§ **PROBLEM REQUIREMENTS**
Which lines in the data below contain the word "Files"? Return each of them.

[Entries taken from a collection]

····················

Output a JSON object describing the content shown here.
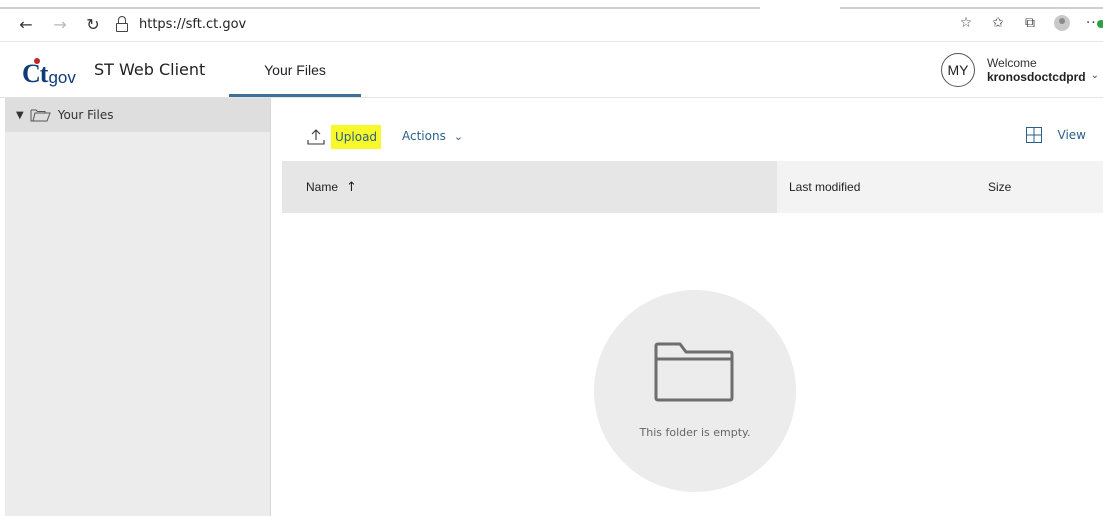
{
  "browser": {
    "back_icon": "←",
    "forward_icon": "→",
    "refresh_icon": "↻",
    "url": "https://sft.ct.gov",
    "favorite_icon": "☆",
    "favorites_bar_icon": "✩",
    "collections_icon": "⧉",
    "more_icon": "···"
  },
  "header": {
    "logo_ct": "Ct",
    "logo_gov": "gov",
    "app_title": "ST Web Client",
    "tab_label": "Your Files",
    "avatar_initials": "MY",
    "welcome_label": "Welcome",
    "username": "kronosdoctcdprd",
    "user_caret": "⌄"
  },
  "sidebar": {
    "items": [
      {
        "label": "Your Files",
        "expanded": true,
        "caret": "▼"
      }
    ]
  },
  "toolbar": {
    "upload_label": "Upload",
    "actions_label": "Actions",
    "actions_caret": "⌄",
    "view_label": "View"
  },
  "table": {
    "columns": [
      {
        "label": "Name",
        "sort_icon": "↑"
      },
      {
        "label": "Last modified"
      },
      {
        "label": "Size"
      }
    ],
    "rows": []
  },
  "empty_state": {
    "message": "This folder is empty."
  },
  "colors": {
    "accent_underline": "#3f7198",
    "link_blue": "#2b5f8b",
    "highlight_yellow": "#f8f82a",
    "logo_blue": "#0f3c78",
    "logo_red": "#c0262d",
    "sidebar_bg": "#ececec"
  }
}
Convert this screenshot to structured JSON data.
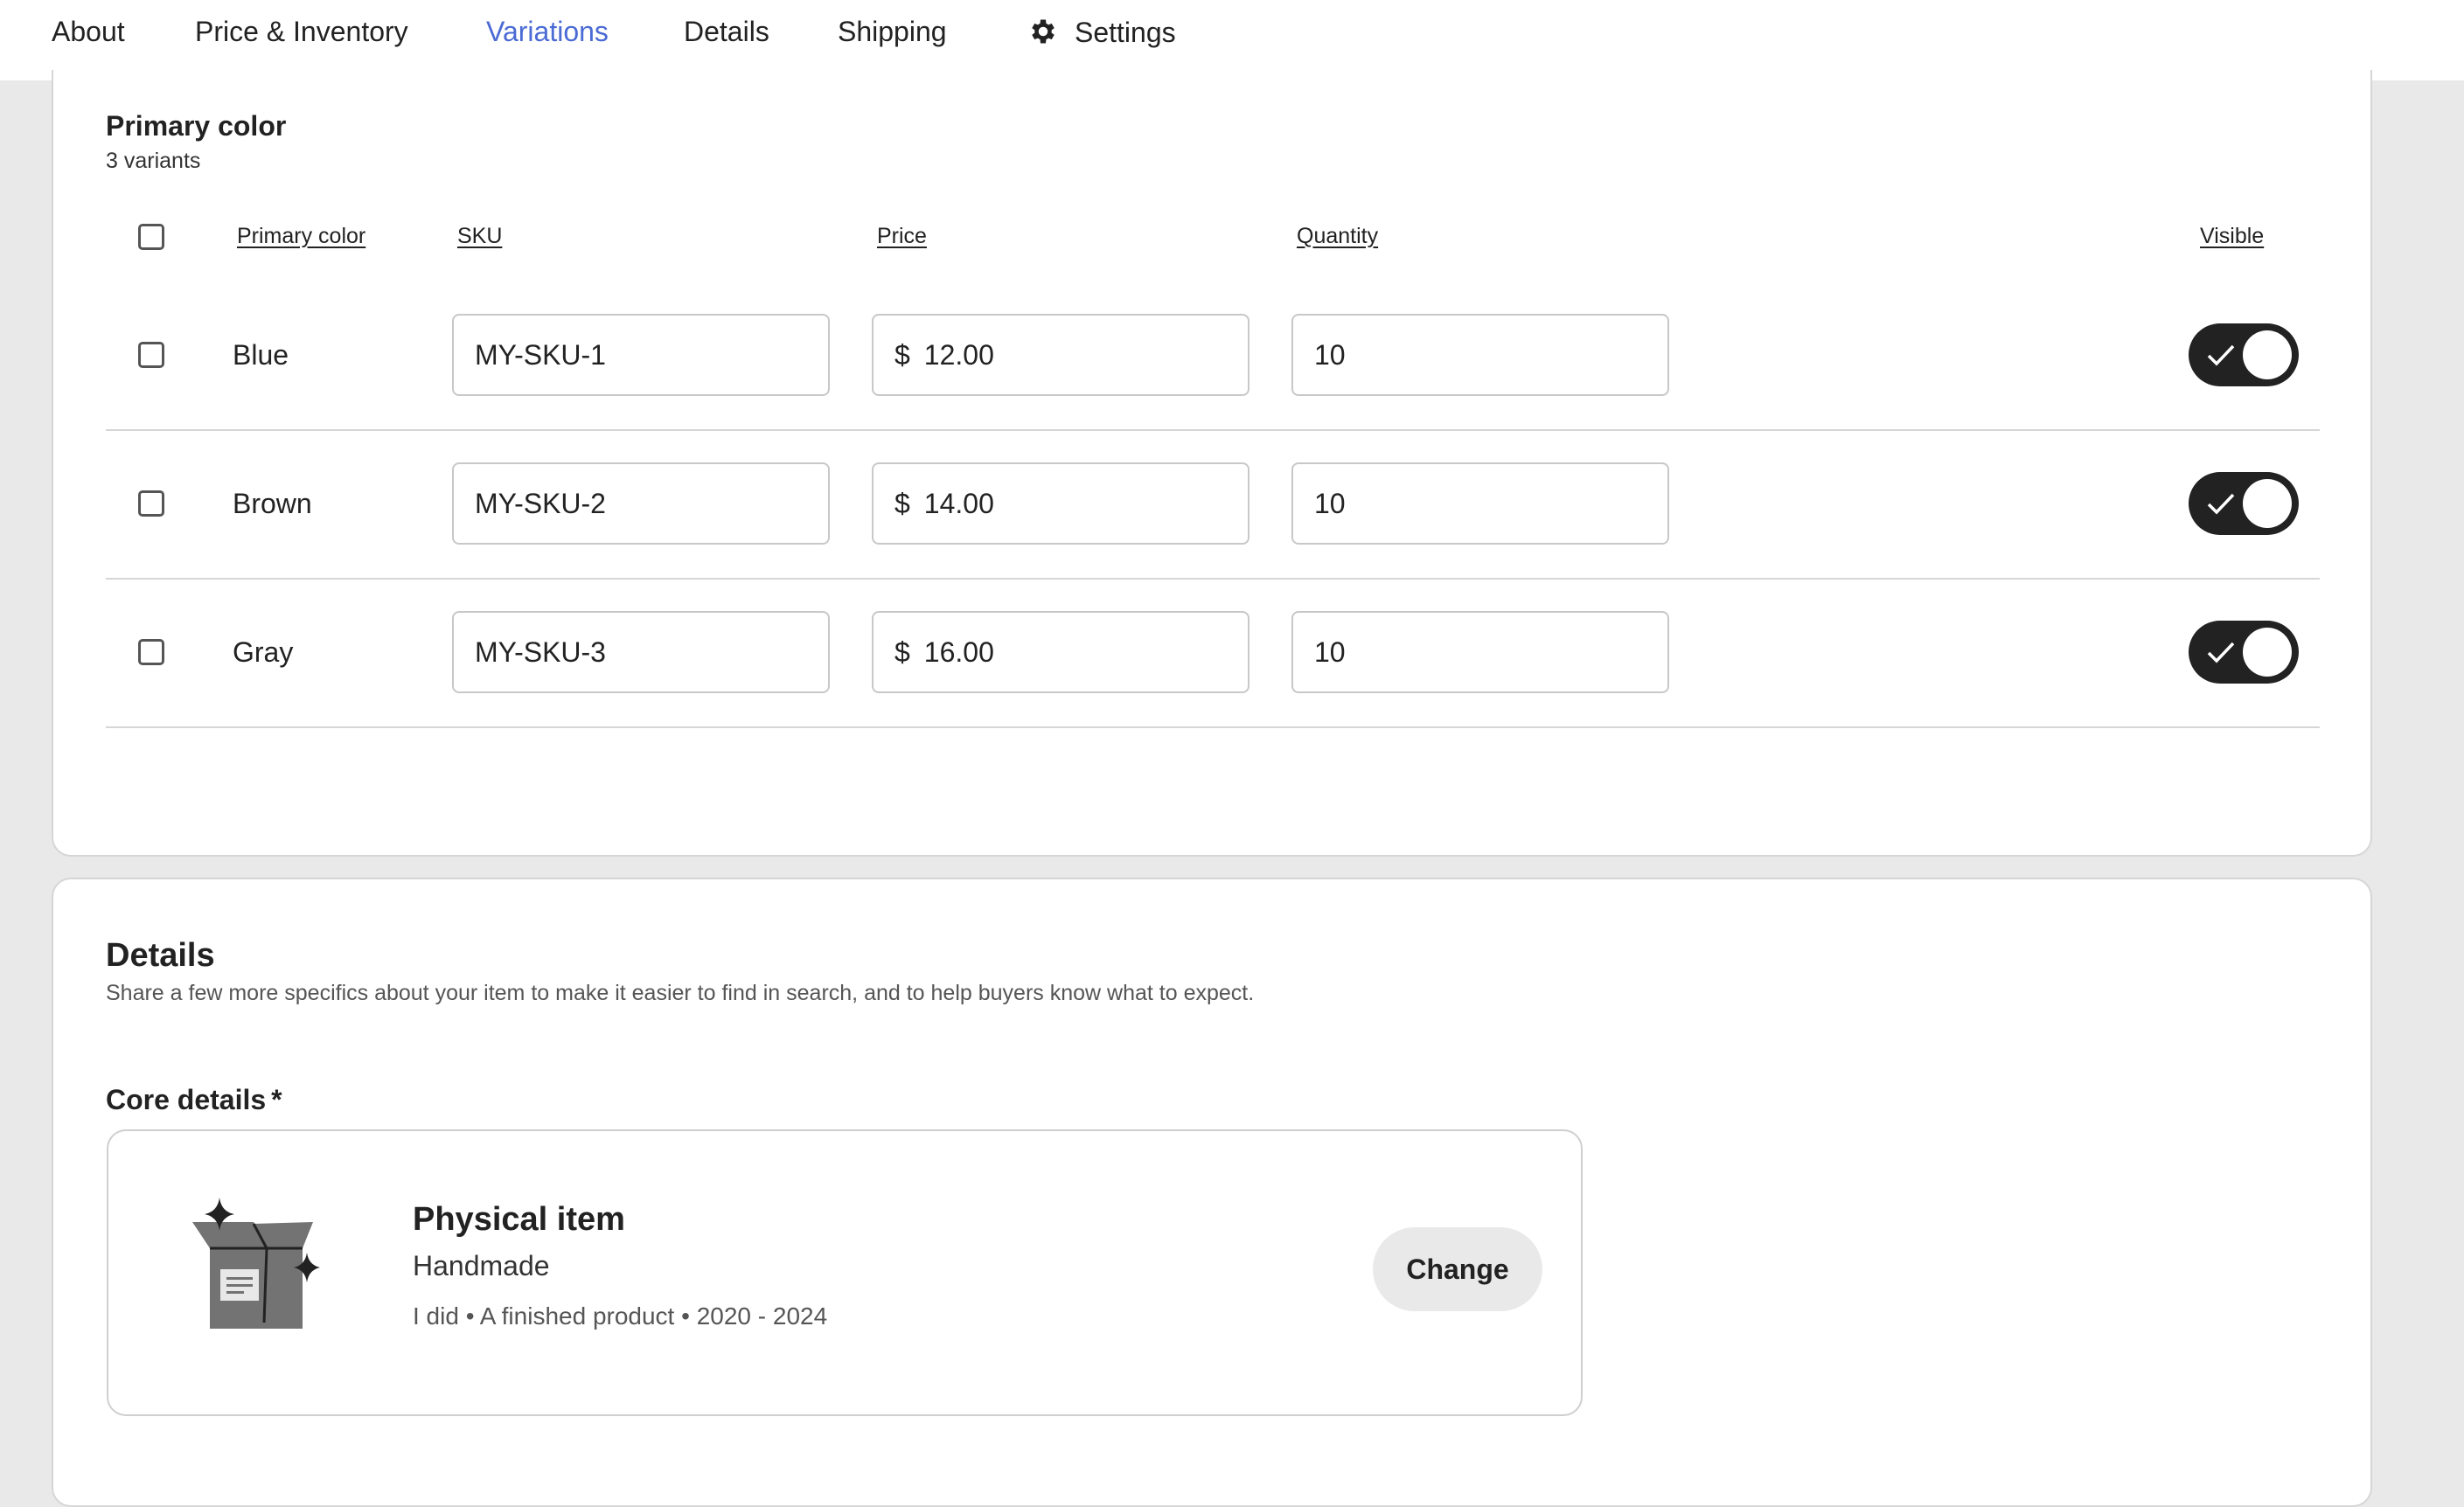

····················

§ **WRITTEN ANSWER**
    "tab_label": "Your Files",
        "label": "Your Files",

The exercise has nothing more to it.